[Extracted material]
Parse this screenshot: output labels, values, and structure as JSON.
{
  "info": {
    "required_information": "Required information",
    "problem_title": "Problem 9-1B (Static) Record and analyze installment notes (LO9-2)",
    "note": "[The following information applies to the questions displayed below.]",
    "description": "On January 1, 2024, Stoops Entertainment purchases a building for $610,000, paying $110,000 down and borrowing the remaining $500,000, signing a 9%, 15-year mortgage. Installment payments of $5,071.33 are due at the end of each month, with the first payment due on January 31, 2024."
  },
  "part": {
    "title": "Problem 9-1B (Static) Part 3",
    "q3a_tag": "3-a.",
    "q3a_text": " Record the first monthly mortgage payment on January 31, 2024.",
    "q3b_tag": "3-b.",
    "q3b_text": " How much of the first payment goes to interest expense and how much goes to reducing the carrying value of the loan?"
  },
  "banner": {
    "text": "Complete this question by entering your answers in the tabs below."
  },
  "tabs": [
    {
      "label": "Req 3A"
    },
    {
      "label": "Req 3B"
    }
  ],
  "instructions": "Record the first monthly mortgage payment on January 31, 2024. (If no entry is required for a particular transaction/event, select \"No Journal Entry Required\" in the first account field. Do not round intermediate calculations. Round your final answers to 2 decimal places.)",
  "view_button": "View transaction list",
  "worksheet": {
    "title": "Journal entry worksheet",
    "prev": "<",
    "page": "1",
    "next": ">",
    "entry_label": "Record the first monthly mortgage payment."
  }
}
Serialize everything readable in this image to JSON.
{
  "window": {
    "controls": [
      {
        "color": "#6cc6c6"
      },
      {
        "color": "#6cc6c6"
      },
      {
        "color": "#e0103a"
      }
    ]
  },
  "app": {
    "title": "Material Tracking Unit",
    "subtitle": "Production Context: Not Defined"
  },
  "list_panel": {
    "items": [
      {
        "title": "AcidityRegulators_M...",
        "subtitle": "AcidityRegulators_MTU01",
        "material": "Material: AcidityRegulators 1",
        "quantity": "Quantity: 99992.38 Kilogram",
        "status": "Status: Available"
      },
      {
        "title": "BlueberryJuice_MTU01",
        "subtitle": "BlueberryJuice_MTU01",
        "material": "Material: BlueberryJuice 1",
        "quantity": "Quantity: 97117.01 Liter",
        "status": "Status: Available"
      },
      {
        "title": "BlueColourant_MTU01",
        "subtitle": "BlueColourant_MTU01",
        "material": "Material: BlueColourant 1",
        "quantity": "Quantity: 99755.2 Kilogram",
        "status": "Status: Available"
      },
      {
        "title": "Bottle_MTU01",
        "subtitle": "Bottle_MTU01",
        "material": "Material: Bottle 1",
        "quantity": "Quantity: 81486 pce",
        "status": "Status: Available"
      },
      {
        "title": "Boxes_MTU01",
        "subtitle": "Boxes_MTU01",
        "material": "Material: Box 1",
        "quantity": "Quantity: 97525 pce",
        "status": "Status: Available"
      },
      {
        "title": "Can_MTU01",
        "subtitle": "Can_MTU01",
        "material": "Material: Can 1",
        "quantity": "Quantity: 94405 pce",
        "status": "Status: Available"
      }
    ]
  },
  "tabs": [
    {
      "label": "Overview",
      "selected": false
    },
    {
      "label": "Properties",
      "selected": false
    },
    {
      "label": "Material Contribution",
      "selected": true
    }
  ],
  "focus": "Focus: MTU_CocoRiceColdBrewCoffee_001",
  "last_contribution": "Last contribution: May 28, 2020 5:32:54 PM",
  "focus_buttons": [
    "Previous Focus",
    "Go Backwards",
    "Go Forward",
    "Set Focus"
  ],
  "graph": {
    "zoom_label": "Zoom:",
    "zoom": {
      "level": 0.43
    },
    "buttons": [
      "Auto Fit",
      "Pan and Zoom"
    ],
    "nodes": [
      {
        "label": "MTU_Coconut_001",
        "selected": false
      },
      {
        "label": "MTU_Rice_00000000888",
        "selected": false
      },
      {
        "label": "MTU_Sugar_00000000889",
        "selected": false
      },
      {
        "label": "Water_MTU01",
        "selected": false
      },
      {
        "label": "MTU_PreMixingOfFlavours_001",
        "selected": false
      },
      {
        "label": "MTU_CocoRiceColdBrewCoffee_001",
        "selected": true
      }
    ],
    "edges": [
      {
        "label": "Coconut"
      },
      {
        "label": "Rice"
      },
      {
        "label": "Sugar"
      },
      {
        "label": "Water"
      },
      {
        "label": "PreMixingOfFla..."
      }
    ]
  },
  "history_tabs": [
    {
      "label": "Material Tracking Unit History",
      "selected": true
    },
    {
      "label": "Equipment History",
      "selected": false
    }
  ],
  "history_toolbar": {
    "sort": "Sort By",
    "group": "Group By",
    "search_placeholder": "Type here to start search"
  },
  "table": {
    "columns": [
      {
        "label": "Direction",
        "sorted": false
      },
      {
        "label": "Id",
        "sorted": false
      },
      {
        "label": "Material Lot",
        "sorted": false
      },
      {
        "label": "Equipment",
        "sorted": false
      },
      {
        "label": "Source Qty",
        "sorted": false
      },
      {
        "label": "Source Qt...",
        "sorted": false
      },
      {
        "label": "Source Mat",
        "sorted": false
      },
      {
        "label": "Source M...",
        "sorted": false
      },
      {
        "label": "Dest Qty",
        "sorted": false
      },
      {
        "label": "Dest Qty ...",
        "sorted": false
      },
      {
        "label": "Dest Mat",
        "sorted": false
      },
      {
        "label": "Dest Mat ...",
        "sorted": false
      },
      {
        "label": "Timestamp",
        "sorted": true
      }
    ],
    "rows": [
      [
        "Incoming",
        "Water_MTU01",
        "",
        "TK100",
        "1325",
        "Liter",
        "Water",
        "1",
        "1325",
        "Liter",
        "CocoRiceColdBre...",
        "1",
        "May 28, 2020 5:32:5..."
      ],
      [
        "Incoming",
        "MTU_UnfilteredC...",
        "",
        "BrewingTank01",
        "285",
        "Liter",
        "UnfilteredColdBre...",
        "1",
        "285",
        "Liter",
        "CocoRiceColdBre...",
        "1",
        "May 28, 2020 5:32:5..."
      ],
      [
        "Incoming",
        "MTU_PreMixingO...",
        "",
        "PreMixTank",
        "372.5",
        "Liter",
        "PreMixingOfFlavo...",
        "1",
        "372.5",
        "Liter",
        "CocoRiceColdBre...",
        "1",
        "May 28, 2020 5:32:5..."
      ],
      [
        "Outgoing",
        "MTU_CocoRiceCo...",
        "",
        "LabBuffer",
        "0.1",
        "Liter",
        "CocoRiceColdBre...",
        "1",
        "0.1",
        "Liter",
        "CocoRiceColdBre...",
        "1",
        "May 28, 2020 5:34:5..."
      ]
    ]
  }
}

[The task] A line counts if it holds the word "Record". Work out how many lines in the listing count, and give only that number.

[Task result] 4